Who needs the Disney Company! We’ve already got the movie poster for a biopic about Walt Disney so we may as well go ahead and cast the movie. That’s what Cartoon Brew reader Ron did in the comments section yesterday. Below are his novel casting choices for the likes of Roy Disney, Ub Iwerks, Margaret Winkler, Fred Moore, Bill Tytla, Art Babbitt, Frank Thomas, Ollie Johnston and others. Share your dream cast in the comments.
Roy O. Disney :: Joel David Moore
Ub Iwerks :: Tarran Killam
Charles Mintz :: Jeremy Piven
Margaret Winkler :: Samantha Morton
Fred Moore :: Sam Huntington
Ward Kimball :: Chris Diamantopoulos
Bill Tytla :: Kevin Dillon
Art Babbitt :: Don Swayze (Apparently, Swayze has already committed to this non-existent film. Ron wrote in the comments, “I’ve met him in person and he looks just like a young Art Babbitt. I told him that in fact and said he should try to play Art Babbitt in a biopic. He seemed open to the idea once I explained who Art Babbitt was and his contribution to history.”)
Marc Davis :: David Cross
Frank Thomas and Ollie Johnston :: Jason Bateman and Jon Cryer
Usually, the posts about Famous Studios are reserved for Jerry, but just this once, I have to share a Famous short. I ran across Think or Sink (1967) last night and it’s a really goofy piece of animation. Shamus Culhane, the director, proudly proclaimed years later that it was the only Famous short which ever screened in competition at Annecy. The story was written by the crazy-man of East Coast animation Jim Tyer, who according to IMDB, hadn’t written a short since 1942’s You’re a Sap, Mr. Jap (can anybody confirm that?). Tyer appears to have modeled his short after Ernie Pintoff’s Flebus, so it shouldn’t come as a surprise to note that Tyer was the primary animator of that earlier pop psychiatry-themed cartoon, not to mention that Tyer also animated the neurotic Terrytoons elephant Sidney.
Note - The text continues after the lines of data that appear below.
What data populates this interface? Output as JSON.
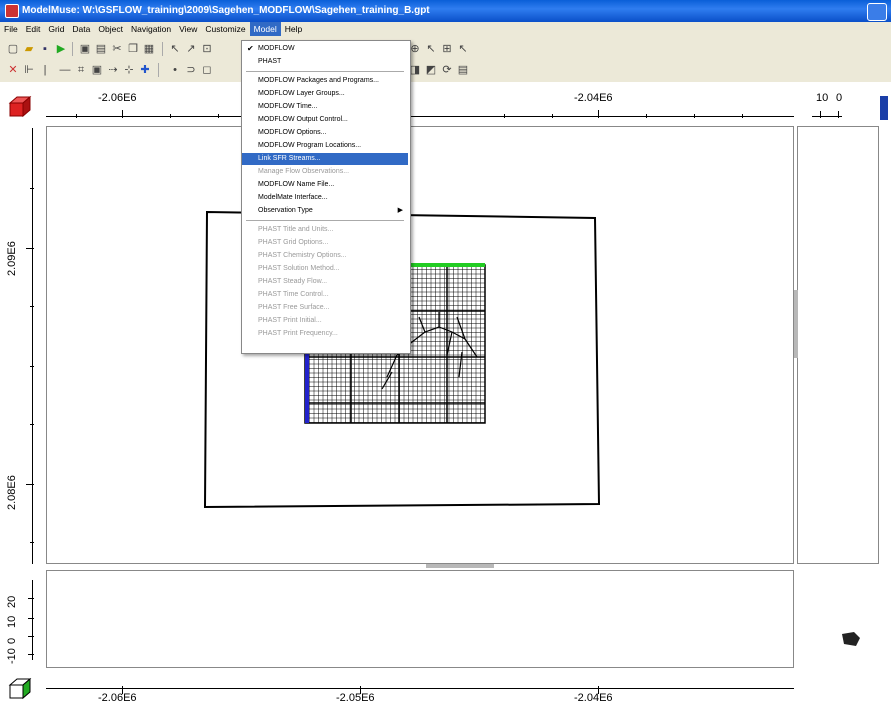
{
  "window": {
    "title": "ModelMuse: W:\\GSFLOW_training\\2009\\Sagehen_MODFLOW\\Sagehen_training_B.gpt"
  },
  "menubar": {
    "items": [
      "File",
      "Edit",
      "Grid",
      "Data",
      "Object",
      "Navigation",
      "View",
      "Customize",
      "Model",
      "Help"
    ]
  },
  "model_menu": {
    "items": [
      {
        "label": "MODFLOW",
        "checked": true,
        "enabled": true
      },
      {
        "label": "PHAST",
        "enabled": true
      },
      {
        "label": "MODFLOW Packages and Programs...",
        "enabled": true
      },
      {
        "label": "MODFLOW Layer Groups...",
        "enabled": true
      },
      {
        "label": "MODFLOW Time...",
        "enabled": true
      },
      {
        "label": "MODFLOW Output Control...",
        "enabled": true
      },
      {
        "label": "MODFLOW Options...",
        "enabled": true
      },
      {
        "label": "MODFLOW Program Locations...",
        "enabled": true
      },
      {
        "label": "Link SFR Streams...",
        "enabled": true,
        "highlighted": true
      },
      {
        "label": "Manage Flow Observations...",
        "enabled": false
      },
      {
        "label": "MODFLOW Name File...",
        "enabled": true
      },
      {
        "label": "ModelMate Interface...",
        "enabled": true
      },
      {
        "label": "Observation Type",
        "enabled": true,
        "submenu": true
      },
      {
        "label": "PHAST Title and Units...",
        "enabled": false
      },
      {
        "label": "PHAST Grid Options...",
        "enabled": false
      },
      {
        "label": "PHAST Chemistry Options...",
        "enabled": false
      },
      {
        "label": "PHAST Solution Method...",
        "enabled": false
      },
      {
        "label": "PHAST Steady Flow...",
        "enabled": false
      },
      {
        "label": "PHAST Time Control...",
        "enabled": false
      },
      {
        "label": "PHAST Free Surface...",
        "enabled": false
      },
      {
        "label": "PHAST Print Initial...",
        "enabled": false
      },
      {
        "label": "PHAST Print Frequency...",
        "enabled": false
      }
    ]
  },
  "top_ruler": {
    "labels": [
      "-2.06E6",
      "-2.04E6"
    ]
  },
  "side_ruler": {
    "labels": [
      "10",
      "0"
    ]
  },
  "left_ruler": {
    "labels": [
      "2.09E6",
      "2.08E6"
    ]
  },
  "front_left_ruler": {
    "labels": [
      "20",
      "10",
      "0",
      "-10"
    ]
  },
  "bottom_ruler": {
    "labels": [
      "-2.06E6",
      "-2.05E6",
      "-2.04E6"
    ]
  },
  "colors": {
    "accent": "#316ac5",
    "grid_top_row": "#22cc22",
    "grid_left_col": "#2222cc",
    "cube_top": "#cc2222",
    "cube_front": "#22aa22"
  }
}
There’s plenty of good stuff happening in this film. The Bobcat Goldthwait-esque voice of Roscoe the elephant, provided by Lionel Wilson, is a unique and funny choice. The film has three (!) designers—Hal Silvermintz, Dante Barbetta and Gil Miret. I don’t know how they divided the work up, but it looks fresh. The animation by Al Eugster is also a treat. There are some ridiculous moments—look at Roscoe’s forehead at the one-minute mark when his hat pops up. As simple as the animation is, Eugster’s poses are expert and move just enough to get the personalities across. I won’t go so far as to proclaim this a great cartoon, but it’s better than a lot and its obscurity is undeserved. Below is a layout drawing by Dante Barbetta found in Culhane’s Talking Animals and Other People:
Must-read article for today: The New York Times on animator Shamus Culhane’s secret art, hidden in Walter Lantz Cartoons of the 1940s.
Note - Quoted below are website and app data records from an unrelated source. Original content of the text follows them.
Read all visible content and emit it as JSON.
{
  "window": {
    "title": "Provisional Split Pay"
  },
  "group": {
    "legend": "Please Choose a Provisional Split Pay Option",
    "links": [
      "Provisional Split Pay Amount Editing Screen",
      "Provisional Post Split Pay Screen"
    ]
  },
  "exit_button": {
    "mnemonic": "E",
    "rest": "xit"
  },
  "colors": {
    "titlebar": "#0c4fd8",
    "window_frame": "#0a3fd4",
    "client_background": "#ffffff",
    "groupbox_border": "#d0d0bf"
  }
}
The article examines the theory – discussed by Tom Klein in an article in the acedemic publication Animation: An Interdisciplinary Journal – that Culhane worked experimental art into his Woody Woodpecker and Swing Symphony cartoons, produced by Walter Lantz, in the 1940s.
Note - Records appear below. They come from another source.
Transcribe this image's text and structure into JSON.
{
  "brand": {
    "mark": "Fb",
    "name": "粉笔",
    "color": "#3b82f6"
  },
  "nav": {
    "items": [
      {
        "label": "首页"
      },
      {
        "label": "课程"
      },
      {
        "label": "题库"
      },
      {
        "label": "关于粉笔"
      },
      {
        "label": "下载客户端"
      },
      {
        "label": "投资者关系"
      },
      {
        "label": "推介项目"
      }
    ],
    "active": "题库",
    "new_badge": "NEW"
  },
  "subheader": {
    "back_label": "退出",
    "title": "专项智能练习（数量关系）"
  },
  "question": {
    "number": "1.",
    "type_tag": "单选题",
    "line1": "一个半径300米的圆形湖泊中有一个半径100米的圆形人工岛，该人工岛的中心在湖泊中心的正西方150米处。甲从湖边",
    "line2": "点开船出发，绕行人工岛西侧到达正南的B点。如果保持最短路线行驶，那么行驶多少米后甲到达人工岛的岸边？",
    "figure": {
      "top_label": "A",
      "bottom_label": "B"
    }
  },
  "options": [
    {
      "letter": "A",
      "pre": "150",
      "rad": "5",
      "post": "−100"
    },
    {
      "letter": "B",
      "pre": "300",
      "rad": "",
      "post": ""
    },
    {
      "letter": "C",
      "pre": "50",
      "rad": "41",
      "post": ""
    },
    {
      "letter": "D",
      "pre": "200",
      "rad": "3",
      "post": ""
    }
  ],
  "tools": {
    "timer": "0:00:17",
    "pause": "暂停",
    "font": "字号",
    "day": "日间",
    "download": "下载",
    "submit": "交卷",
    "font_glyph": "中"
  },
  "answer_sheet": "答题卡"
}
Be sure to click the video to see the slowed-down track Klein made of the “hidden images” in Culhane’s The Loose Nut (1945).
(Thanks to Tom Klein for the two images, above, from The Greatest Man in Siam (1944) with not-so-subtle suggested imagery, courtesy of Culhane and background designer Art Heinemann)